Low-level build actions and the environment in which they are performed are represented by derivations. A derivation contains the following pieces of information:
Derivations allow clients of the daemon to communicate build actions to
the store. They exist in two forms: as an in-memory representation,
both on the client- and daemon-side, and as files in the store whose
name end in
.drv—these files are referred to as derivation
paths. Derivations paths can be passed to the
procedure to perform the build actions they prescribe (see The Store).
Operations such as file downloads and version-control checkouts for which the expected content hash is known in advance are modeled as fixed-output derivations. Unlike regular derivations, the outputs of a fixed-output derivation are independent of its inputs—e.g., a source code download produces the same result regardless of the download method and tools being used.
The outputs of derivations—i.e., the build results—have a set of
references, as reported by the
references RPC or the
guix gc --references command (see Invoking guix gc). References
are the set of run-time dependencies of the build results. References are a
subset of the inputs of the derivation; this subset is automatically computed
by the build daemon by scanning all the files in the outputs.
(guix derivations) module provides a representation of
derivations as Scheme objects, along with procedures to create and
otherwise manipulate derivations. The lowest-level primitive to create
a derivation is the
Build a derivation with the given arguments, and return the resulting
When hash and hash-algo are given, a fixed-output derivation is created—i.e., one whose result is known in advance, such as a file download. If, in addition, recursive? is true, then that fixed output may be an executable file or a directory and hash must be the hash of an archive containing this output.

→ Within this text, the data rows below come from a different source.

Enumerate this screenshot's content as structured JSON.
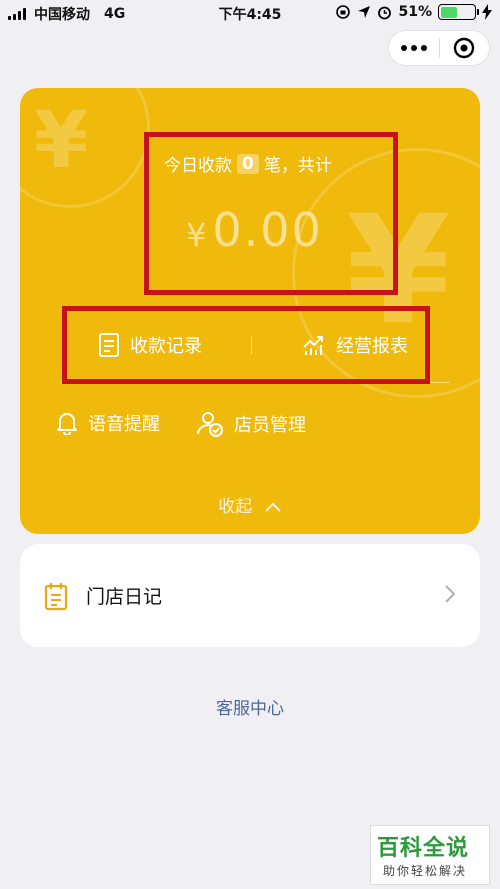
{
  "status_bar": {
    "carrier": "中国移动",
    "network": "4G",
    "time": "下午4:45",
    "battery_percent": "51%",
    "battery_level": 0.51
  },
  "capsule": {
    "more_icon": "more-icon",
    "close_icon": "target-icon"
  },
  "card": {
    "today_prefix": "今日收款",
    "today_count": "0",
    "today_suffix": "笔，共计",
    "amount_currency": "¥",
    "amount_value": "0.00",
    "records_label": "收款记录",
    "report_label": "经营报表",
    "voice_label": "语音提醒",
    "staff_label": "店员管理",
    "collapse_label": "收起",
    "colors": {
      "card": "#f0ba0c",
      "highlight_box": "#c8121a"
    }
  },
  "diary": {
    "label": "门店日记"
  },
  "service": {
    "label": "客服中心"
  },
  "watermark": {
    "title": "百科全说",
    "subtitle": "助你轻松解决"
  }
}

When references-graphs is true, it must be a list of file name/store path pairs. In that case, the reference graph of each store path is exported in the build environment in the corresponding file, in a simple text format.

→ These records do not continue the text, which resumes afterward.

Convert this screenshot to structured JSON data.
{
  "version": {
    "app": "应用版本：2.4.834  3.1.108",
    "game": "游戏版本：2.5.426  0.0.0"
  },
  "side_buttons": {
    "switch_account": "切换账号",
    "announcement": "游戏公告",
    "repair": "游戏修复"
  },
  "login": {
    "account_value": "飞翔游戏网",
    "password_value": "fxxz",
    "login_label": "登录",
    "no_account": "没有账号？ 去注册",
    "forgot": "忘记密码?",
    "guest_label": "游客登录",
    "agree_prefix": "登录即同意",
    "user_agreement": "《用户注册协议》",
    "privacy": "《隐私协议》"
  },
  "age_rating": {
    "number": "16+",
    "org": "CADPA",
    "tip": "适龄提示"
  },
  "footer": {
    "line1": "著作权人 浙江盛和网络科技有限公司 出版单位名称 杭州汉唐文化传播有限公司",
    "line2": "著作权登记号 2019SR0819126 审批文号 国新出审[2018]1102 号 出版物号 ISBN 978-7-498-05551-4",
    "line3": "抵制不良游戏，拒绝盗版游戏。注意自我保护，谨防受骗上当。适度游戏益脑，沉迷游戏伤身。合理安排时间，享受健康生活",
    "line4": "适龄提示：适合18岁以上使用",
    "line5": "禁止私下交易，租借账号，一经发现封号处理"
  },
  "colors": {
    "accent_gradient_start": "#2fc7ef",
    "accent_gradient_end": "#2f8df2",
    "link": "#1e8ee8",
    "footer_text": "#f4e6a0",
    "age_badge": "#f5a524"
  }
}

When allowed-references is true, it must be a list of store items or outputs that the derivation’s output may refer to. Likewise, disallowed-references, if true, must be a list of things the outputs may not refer to.
When leaked-env-vars is true, it must be a list of strings

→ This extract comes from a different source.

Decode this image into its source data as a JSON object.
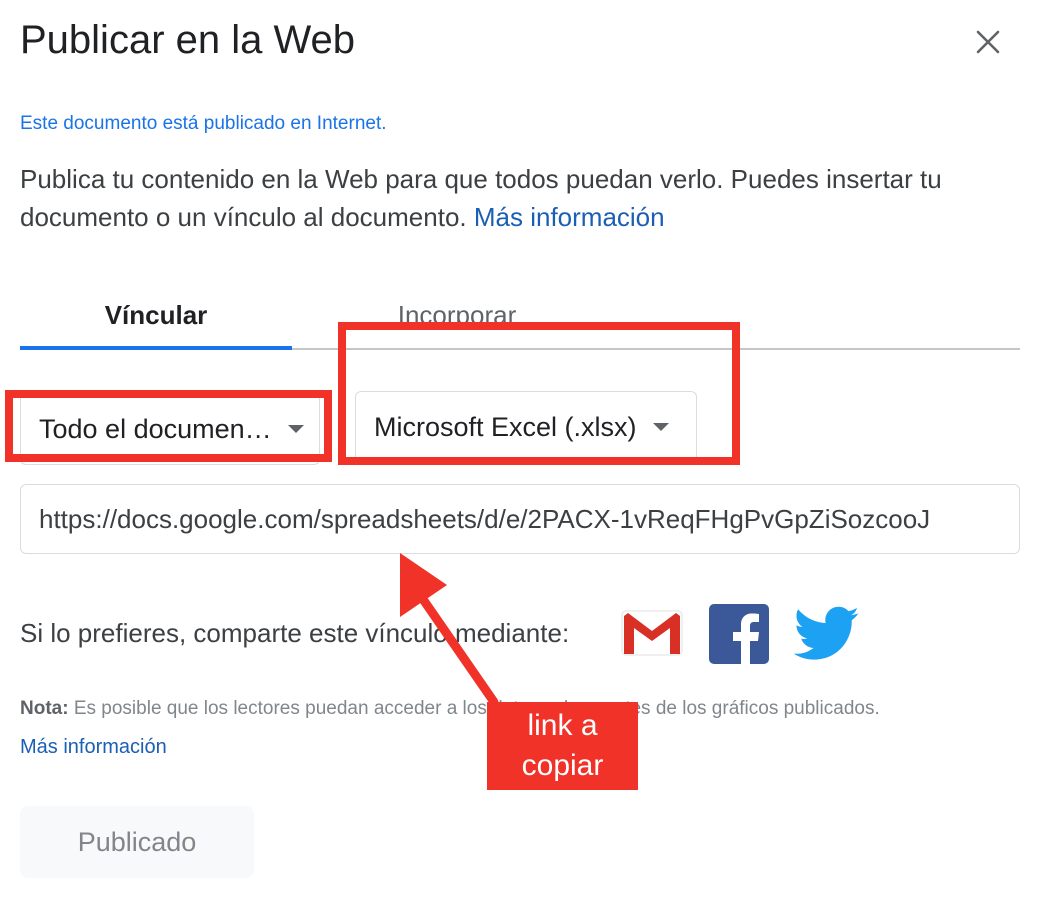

denoting environment variables that are allowed to “leak” from the
daemon’s environment to the build environment. This is only applicable
to fixed-output derivations—i.e., when hash is true. The main
use is to allow variables such as
http_proxy to be passed to
derivations that download files.
When local-build? is true, declare that the derivation is not a good candidate for offloading and should rather be built locally (see Daemon Offload Setup). This is the case for small derivations where the costs of data transfers would outweigh the benefits.
When substitutable? is false, declare that substitutes of the derivation’s output should not be used (see Substitutes). This is useful, for instance, when building packages that capture details of the host CPU instruction set.
properties must be an association list describing “properties” of the derivation. It is kept as-is, uninterpreted, in the derivation.
Here’s an example with a shell script as its builder, assuming store is an open connection to the daemon, and bash points to a Bash executable in the store:
(use-modules (guix utils) (guix store) (guix derivations)) (let ((builder ; add the Bash script to the store (add-text-to-store store "my-builder.sh" "echo hello world > $out\n" '()))) (derivation store "foo" bash `("-e" ,builder) #:inputs `((,bash) (,builder)) #:env-vars '(("HOME" . "/homeless")))) ⇒ #<derivation /gnu/store/…-foo.drv => /gnu/store/…-foo>
As can be guessed, this primitive is cumbersome to use directly. A
better approach is to write build scripts in Scheme, of course! The
best course of action for that is to write the build code as a
“G-expression”, and to pass it to
gexp->derivation. For more
information, see G-Expressions.
Once upon a time,
gexp->derivation did not exist and constructing
derivations with build code written in Scheme was achieved with
build-expression->derivation, documented below. This procedure
is now deprecated in favor of the much nicer
Return a derivation that executes Scheme expression exp as a
builder for derivation name. inputs must be a list of
(name drv-path sub-drv) tuples; when sub-drv is omitted,
"out" is assumed. modules is a list of names of Guile
modules from the current search path to be copied in the store,
compiled, and made available in the load path during the execution of
((guix build utils) (guix build
exp is evaluated in an environment where
%outputs is bound
to a list of output/path pairs, and where
%build-inputs is bound
to a list of string/output-path pairs made from inputs.
Optionally, env-vars is a list of string pairs specifying the name
and value of environment variables visible to the builder. The builder
terminates by passing the result of exp to
exit; thus, when
#f, the build is considered to have failed.
exp is built using guile-for-build (a derivation). When
guile-for-build is omitted or is
#f, the value of the
%guile-for-build fluid is used instead.
derivation procedure for the meaning of
disallowed-references, local-build?, and
Here’s an example of a single-output derivation that creates a directory containing one file:
(let ((builder '(let ((out (assoc-ref %outputs "out"))) (mkdir out) ; create /gnu/store/…-goo (call-with-output-file (string-append out "/test") (lambda (p) (display '(hello guix) p)))))) (build-expression->derivation store "goo" builder)) ⇒ #<derivation /gnu/store/…-goo.drv => …>